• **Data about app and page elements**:

┌──

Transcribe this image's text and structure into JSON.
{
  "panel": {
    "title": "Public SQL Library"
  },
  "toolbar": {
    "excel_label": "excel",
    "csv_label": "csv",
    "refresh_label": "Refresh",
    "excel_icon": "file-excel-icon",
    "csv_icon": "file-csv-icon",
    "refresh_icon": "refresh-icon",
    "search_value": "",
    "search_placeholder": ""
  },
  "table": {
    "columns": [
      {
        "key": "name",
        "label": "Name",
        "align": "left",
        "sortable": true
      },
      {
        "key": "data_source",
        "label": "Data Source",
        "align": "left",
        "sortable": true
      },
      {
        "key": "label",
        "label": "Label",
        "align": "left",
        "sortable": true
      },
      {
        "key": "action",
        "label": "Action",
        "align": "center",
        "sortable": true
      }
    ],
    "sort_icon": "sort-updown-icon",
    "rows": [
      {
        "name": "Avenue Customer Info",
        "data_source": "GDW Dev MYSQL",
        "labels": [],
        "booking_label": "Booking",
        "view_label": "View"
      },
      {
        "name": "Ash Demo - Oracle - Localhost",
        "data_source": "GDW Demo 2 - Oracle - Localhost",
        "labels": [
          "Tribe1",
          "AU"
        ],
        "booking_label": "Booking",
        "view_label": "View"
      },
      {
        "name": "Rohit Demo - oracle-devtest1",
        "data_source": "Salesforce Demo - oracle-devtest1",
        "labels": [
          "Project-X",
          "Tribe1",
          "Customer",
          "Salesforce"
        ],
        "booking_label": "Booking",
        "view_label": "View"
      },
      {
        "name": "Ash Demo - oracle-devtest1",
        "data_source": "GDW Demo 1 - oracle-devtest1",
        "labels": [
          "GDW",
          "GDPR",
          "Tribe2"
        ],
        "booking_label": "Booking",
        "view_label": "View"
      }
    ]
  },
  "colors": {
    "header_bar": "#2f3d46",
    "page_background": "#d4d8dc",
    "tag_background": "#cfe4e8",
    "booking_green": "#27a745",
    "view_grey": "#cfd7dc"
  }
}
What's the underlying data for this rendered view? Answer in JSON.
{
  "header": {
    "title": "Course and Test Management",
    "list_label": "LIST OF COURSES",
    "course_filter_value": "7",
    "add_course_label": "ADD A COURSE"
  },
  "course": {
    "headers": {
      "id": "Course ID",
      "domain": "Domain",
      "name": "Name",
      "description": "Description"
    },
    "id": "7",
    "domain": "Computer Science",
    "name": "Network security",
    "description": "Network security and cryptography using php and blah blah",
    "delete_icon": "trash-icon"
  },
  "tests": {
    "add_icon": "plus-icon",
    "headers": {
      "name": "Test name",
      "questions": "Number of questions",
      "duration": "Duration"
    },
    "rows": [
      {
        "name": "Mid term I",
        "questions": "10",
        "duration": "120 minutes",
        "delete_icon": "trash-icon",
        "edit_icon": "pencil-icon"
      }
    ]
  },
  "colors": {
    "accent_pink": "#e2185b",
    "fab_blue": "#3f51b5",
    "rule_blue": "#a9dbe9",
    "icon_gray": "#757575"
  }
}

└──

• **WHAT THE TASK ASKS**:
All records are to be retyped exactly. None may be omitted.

• **SOLUTION BELOW**:
Transcribe this image's text and structure into JSON.
{
  "panel": {
    "title": "Public SQL Library"
  },
  "toolbar": {
    "excel_label": "excel",
    "csv_label": "csv",
    "refresh_label": "Refresh",
    "excel_icon": "file-excel-icon",
    "csv_icon": "file-csv-icon",
    "refresh_icon": "refresh-icon",
    "search_value": "",
    "search_placeholder": ""
  },
  "table": {
    "columns": [
      {
        "key": "name",
        "label": "Name",
        "align": "left",
        "sortable": true
      },
      {
        "key": "data_source",
        "label": "Data Source",
        "align": "left",
        "sortable": true
      },
      {
        "key": "label",
        "label": "Label",
        "align": "left",
        "sortable": true
      },
      {
        "key": "action",
        "label": "Action",
        "align": "center",
        "sortable": true
      }
    ],
    "sort_icon": "sort-updown-icon",
    "rows": [
      {
        "name": "Avenue Customer Info",
        "data_source": "GDW Dev MYSQL",
        "labels": [],
        "booking_label": "Booking",
        "view_label": "View"
      },
      {
        "name": "Ash Demo - Oracle - Localhost",
        "data_source": "GDW Demo 2 - Oracle - Localhost",
        "labels": [
          "Tribe1",
          "AU"
        ],
        "booking_label": "Booking",
        "view_label": "View"
      },
      {
        "name": "Rohit Demo - oracle-devtest1",
        "data_source": "Salesforce Demo - oracle-devtest1",
        "labels": [
          "Project-X",
          "Tribe1",
          "Customer",
          "Salesforce"
        ],
        "booking_label": "Booking",
        "view_label": "View"
      },
      {
        "name": "Ash Demo - oracle-devtest1",
        "data_source": "GDW Demo 1 - oracle-devtest1",
        "labels": [
          "GDW",
          "GDPR",
          "Tribe2"
        ],
        "booking_label": "Booking",
        "view_label": "View"
      }
    ]
  },
  "colors": {
    "header_bar": "#2f3d46",
    "page_background": "#d4d8dc",
    "tag_background": "#cfe4e8",
    "booking_green": "#27a745",
    "view_grey": "#cfd7dc"
  }
}
What's the underlying data for this rendered view? Answer in JSON.
{
  "header": {
    "title": "Course and Test Management",
    "list_label": "LIST OF COURSES",
    "course_filter_value": "7",
    "add_course_label": "ADD A COURSE"
  },
  "course": {
    "headers": {
      "id": "Course ID",
      "domain": "Domain",
      "name": "Name",
      "description": "Description"
    },
    "id": "7",
    "domain": "Computer Science",
    "name": "Network security",
    "description": "Network security and cryptography using php and blah blah",
    "delete_icon": "trash-icon"
  },
  "tests": {
    "add_icon": "plus-icon",
    "headers": {
      "name": "Test name",
      "questions": "Number of questions",
      "duration": "Duration"
    },
    "rows": [
      {
        "name": "Mid term I",
        "questions": "10",
        "duration": "120 minutes",
        "delete_icon": "trash-icon",
        "edit_icon": "pencil-icon"
      }
    ]
  },
  "colors": {
    "accent_pink": "#e2185b",
    "fab_blue": "#3f51b5",
    "rule_blue": "#a9dbe9",
    "icon_gray": "#757575"
  }
}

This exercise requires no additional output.